== Data records for software interfaces ==
═══

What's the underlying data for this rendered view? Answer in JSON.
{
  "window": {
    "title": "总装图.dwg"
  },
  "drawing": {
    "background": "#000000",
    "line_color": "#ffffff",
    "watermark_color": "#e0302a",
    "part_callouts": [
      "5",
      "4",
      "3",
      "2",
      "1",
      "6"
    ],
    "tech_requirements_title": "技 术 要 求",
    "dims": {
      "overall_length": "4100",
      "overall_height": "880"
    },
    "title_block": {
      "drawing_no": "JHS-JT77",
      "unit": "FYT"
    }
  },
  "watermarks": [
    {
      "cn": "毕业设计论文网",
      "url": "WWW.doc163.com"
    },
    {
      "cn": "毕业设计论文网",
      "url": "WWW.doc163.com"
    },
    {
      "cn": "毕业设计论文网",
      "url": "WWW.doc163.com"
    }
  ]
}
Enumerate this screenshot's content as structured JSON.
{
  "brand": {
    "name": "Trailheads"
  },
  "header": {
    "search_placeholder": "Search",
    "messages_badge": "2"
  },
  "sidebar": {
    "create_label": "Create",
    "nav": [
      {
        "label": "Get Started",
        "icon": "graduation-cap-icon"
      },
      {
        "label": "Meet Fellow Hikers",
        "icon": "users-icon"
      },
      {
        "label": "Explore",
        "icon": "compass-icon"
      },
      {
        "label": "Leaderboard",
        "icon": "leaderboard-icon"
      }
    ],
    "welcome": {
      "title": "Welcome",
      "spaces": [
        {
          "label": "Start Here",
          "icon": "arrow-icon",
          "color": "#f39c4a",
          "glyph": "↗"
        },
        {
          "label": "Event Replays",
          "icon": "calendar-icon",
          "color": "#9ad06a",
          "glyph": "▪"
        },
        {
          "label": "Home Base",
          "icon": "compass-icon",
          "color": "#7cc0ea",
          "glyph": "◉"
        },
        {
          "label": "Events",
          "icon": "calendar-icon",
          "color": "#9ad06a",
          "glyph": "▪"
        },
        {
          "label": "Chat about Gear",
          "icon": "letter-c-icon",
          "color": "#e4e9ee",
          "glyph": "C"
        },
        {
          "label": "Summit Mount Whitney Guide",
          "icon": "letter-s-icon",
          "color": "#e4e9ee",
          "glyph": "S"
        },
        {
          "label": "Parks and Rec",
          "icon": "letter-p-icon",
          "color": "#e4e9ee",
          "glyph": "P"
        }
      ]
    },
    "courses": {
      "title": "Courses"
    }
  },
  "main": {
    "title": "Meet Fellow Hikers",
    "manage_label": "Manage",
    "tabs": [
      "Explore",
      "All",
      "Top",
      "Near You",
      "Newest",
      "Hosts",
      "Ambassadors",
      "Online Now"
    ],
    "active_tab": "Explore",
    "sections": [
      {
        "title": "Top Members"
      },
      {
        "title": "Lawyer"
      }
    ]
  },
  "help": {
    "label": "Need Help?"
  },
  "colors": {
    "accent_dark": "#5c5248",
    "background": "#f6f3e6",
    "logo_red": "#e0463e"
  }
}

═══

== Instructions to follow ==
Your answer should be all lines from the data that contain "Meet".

== Written answer ==
        "label": "Meet Fellow Hikers",
    "title": "Meet Fellow Hikers",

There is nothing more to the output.